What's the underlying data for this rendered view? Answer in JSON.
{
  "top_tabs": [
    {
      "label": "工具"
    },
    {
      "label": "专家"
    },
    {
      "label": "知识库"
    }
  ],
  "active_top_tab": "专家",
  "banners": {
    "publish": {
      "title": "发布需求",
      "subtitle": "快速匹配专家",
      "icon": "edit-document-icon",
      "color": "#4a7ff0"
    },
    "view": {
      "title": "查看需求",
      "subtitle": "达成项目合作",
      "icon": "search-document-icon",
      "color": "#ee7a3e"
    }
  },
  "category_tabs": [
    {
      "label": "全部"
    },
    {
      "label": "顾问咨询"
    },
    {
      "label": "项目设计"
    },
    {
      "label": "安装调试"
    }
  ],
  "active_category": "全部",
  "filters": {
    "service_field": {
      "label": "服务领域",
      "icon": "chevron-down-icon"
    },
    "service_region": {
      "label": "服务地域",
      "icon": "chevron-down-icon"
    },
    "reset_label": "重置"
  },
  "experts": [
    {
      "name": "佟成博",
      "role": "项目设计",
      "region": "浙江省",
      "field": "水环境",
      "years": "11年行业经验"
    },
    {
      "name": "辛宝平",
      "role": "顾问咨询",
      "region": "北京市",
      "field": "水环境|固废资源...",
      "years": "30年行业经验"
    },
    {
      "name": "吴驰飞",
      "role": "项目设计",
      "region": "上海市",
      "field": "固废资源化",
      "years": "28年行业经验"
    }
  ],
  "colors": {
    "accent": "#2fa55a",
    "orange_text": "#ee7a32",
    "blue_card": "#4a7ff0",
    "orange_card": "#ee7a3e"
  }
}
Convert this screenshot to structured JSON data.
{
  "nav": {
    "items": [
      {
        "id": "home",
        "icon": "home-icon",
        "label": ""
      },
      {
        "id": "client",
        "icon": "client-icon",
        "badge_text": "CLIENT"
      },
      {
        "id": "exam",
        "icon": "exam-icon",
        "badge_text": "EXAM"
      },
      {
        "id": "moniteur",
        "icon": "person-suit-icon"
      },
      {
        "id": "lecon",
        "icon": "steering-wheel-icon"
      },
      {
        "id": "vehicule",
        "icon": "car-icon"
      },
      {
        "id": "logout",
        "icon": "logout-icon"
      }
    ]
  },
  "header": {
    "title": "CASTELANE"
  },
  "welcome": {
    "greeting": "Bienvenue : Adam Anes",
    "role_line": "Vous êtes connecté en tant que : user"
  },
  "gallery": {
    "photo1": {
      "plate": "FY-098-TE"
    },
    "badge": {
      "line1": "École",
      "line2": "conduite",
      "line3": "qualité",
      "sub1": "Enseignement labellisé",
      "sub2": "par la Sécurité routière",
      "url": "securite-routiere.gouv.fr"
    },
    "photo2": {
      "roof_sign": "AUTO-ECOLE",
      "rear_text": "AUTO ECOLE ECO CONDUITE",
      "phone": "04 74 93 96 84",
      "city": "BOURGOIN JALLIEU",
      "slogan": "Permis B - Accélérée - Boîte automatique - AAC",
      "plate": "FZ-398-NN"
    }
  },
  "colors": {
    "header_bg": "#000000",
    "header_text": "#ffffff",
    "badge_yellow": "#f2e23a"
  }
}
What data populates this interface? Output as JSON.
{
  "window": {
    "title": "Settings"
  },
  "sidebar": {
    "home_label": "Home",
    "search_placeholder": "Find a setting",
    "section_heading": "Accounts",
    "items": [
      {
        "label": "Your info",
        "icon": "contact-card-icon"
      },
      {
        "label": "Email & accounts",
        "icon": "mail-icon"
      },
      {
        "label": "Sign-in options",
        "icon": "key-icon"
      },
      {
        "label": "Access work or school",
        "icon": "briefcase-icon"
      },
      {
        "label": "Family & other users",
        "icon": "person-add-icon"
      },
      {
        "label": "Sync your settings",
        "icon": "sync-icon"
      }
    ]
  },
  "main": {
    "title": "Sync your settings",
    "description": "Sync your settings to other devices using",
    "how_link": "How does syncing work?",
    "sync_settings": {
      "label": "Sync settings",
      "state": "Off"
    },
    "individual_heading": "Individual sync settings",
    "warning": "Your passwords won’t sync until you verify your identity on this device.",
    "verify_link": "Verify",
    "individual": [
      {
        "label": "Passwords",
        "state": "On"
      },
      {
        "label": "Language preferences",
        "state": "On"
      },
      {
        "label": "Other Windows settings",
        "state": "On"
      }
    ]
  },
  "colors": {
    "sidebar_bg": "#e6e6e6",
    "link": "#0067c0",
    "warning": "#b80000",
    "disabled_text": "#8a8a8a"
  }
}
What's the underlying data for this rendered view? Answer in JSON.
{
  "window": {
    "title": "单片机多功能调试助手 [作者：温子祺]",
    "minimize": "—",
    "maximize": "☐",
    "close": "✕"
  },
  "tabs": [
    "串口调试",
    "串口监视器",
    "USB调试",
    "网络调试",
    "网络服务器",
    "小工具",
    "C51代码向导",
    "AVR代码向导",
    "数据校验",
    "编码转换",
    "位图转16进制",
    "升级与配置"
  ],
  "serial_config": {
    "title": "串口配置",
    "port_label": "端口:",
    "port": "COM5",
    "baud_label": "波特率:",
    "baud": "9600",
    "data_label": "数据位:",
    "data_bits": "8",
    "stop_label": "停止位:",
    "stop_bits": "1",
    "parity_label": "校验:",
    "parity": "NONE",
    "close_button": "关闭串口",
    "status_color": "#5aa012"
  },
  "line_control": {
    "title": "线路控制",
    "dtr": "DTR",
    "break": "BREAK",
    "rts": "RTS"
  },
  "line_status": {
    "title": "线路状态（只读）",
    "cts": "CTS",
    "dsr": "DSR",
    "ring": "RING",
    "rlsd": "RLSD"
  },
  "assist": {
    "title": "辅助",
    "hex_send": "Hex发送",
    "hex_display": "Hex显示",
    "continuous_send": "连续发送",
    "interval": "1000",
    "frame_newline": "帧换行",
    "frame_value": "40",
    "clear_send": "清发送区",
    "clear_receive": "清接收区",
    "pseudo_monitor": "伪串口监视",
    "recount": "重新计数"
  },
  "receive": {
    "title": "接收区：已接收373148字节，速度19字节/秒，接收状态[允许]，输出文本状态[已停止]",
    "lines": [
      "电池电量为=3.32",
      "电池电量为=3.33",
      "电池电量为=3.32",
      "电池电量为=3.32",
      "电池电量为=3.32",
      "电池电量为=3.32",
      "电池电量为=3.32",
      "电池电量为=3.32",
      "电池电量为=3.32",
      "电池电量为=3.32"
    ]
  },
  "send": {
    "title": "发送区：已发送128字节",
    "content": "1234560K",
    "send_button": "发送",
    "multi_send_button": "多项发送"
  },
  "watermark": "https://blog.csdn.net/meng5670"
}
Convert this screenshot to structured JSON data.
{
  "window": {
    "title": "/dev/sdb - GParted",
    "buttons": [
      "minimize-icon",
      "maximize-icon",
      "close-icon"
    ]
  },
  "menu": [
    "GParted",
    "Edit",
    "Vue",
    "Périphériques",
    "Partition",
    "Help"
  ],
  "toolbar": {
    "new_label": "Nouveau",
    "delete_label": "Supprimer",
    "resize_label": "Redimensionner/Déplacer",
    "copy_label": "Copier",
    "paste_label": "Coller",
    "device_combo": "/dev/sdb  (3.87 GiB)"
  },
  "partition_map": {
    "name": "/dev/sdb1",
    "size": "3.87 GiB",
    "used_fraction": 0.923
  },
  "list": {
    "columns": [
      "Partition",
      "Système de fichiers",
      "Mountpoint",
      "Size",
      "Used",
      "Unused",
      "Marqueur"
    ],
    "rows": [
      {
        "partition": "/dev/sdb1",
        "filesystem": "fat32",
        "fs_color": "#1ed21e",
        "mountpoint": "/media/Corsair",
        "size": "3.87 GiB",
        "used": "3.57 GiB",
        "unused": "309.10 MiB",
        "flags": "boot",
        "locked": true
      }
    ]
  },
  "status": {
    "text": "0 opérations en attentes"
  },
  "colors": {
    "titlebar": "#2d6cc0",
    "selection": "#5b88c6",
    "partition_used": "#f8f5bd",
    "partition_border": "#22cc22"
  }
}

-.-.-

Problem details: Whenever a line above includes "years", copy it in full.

Output for this task:
      "years": "11年行业经验"
      "years": "30年行业经验"
      "years": "28年行业经验"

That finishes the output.